> **YOUR OBJECTIVE**:
Each line in the entries below that holds the string "users" is to be listed.

> **LISTED ENTRIES**:
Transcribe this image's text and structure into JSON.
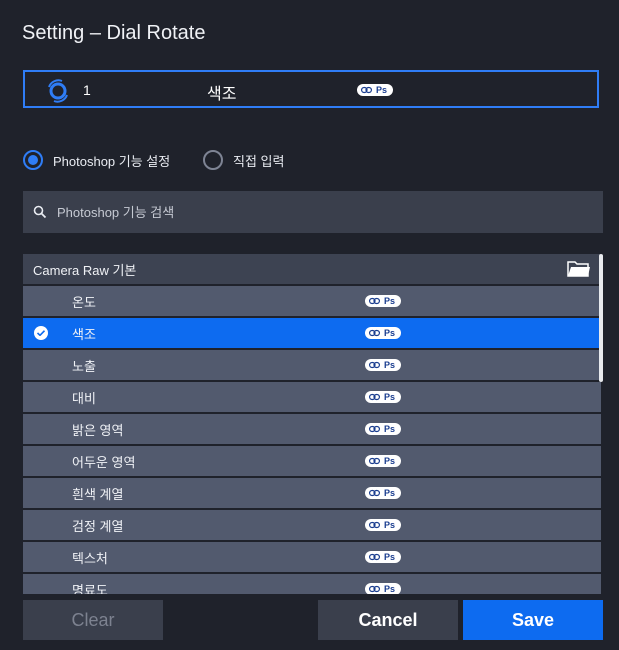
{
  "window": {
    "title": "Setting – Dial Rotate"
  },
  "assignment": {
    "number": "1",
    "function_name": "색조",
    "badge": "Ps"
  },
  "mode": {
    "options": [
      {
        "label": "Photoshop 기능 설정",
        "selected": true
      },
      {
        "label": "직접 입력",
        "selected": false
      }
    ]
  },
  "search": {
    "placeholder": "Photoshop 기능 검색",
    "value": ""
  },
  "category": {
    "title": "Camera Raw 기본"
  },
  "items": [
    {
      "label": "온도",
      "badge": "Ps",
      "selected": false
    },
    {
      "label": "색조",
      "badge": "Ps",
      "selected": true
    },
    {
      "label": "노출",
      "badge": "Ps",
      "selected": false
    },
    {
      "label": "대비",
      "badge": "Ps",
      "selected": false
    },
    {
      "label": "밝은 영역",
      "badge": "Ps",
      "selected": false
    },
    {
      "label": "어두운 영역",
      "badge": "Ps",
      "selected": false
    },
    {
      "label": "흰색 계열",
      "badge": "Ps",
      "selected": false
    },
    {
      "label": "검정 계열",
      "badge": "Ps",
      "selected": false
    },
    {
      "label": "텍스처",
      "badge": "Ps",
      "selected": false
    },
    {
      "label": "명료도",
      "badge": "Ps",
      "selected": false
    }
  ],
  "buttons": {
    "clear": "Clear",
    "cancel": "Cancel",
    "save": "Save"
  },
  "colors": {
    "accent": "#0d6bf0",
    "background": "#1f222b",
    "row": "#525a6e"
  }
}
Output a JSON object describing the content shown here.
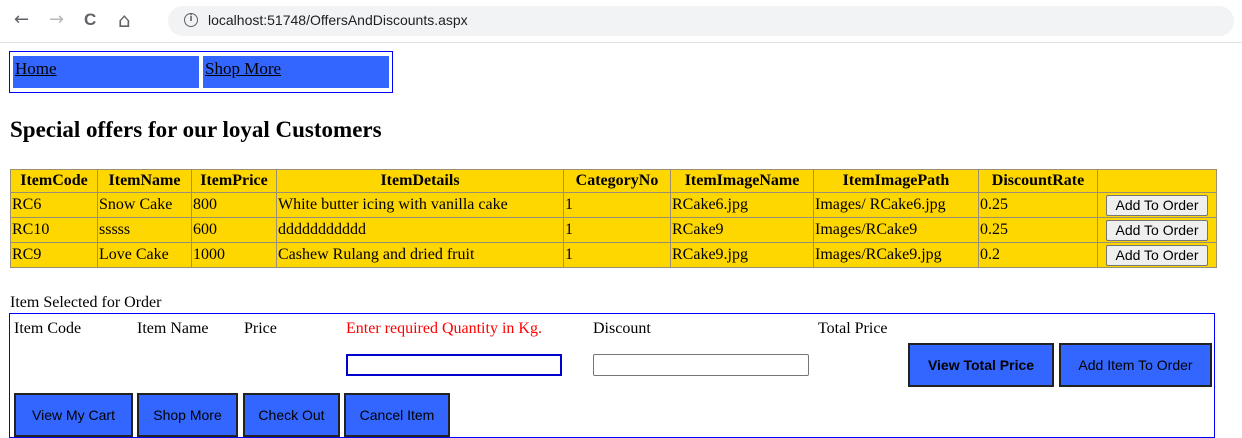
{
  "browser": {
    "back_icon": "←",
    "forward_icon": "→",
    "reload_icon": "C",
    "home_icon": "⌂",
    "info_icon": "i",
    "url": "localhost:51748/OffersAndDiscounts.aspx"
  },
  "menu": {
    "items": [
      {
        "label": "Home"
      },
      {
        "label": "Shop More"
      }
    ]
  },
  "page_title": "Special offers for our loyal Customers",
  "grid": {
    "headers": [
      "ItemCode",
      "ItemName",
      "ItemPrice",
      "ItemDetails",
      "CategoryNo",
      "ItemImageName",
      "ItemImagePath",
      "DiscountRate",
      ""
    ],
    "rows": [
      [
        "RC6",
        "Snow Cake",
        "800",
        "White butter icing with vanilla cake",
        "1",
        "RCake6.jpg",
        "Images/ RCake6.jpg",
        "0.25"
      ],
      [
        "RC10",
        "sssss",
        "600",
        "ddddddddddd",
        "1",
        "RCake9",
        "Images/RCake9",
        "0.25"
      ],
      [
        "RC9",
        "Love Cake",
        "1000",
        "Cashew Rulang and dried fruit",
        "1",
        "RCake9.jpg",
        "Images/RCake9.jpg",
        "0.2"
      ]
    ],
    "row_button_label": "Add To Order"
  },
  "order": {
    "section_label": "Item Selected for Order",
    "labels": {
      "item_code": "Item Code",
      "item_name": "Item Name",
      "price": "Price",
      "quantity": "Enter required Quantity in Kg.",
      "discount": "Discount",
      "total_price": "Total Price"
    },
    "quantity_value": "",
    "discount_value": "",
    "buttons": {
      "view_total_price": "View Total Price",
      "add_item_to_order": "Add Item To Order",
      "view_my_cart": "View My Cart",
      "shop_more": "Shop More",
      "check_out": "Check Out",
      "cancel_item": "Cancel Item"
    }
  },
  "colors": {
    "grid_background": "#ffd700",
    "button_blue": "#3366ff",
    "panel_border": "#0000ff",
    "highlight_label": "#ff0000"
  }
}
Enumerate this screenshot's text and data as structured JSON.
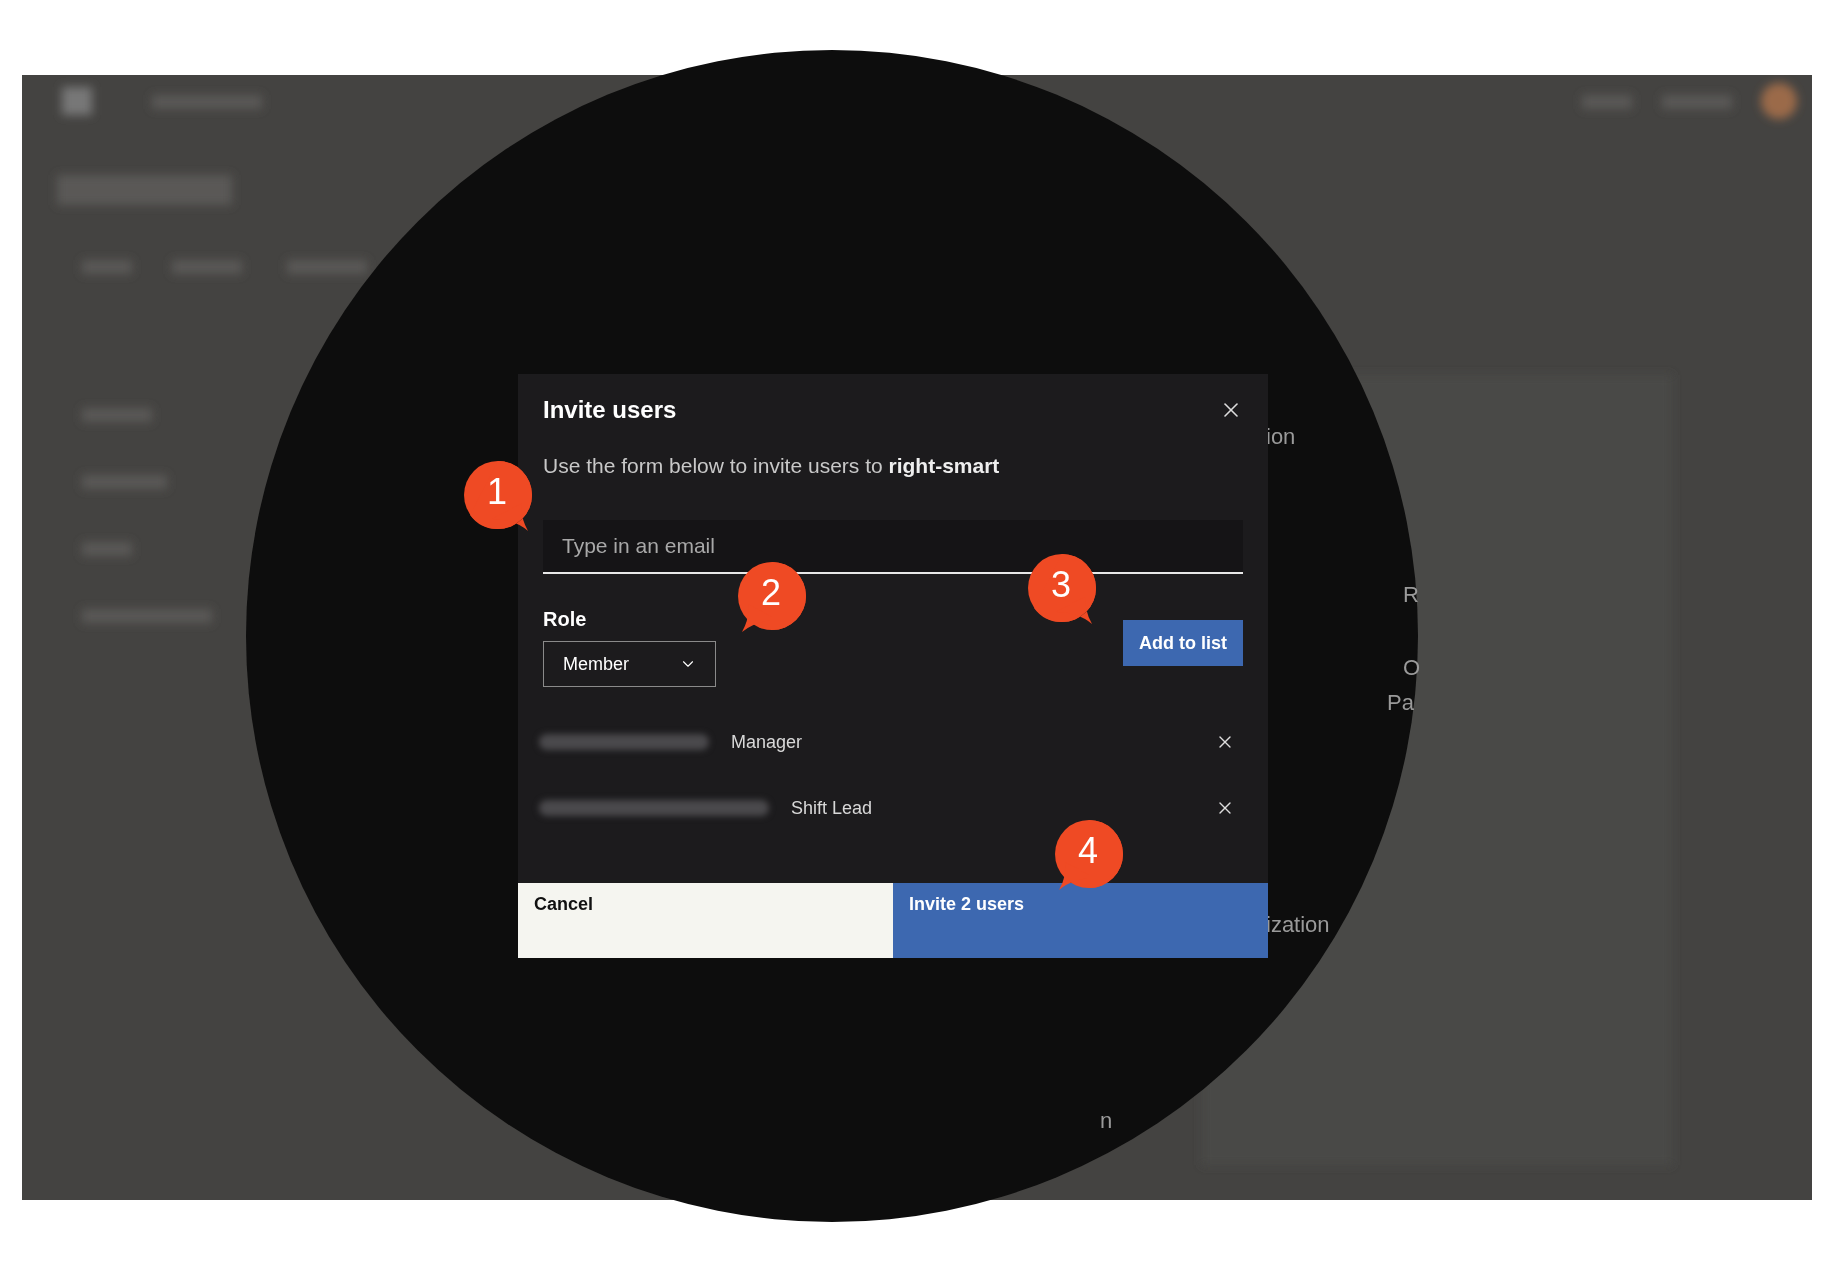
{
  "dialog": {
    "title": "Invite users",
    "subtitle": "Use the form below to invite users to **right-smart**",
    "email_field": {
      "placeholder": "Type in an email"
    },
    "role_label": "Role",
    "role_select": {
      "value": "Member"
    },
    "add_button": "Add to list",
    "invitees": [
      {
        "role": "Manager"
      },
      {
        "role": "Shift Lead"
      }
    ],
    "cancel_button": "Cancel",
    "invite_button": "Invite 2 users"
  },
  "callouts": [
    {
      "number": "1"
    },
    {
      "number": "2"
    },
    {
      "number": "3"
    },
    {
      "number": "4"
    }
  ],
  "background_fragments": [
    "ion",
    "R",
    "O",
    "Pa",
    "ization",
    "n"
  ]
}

> **ANSWER FOR THE TASK**:
    "title": "Invite users",
    "subtitle": "Use the form below to invite users to **right-smart**",
    "invite_button": "Invite 2 users"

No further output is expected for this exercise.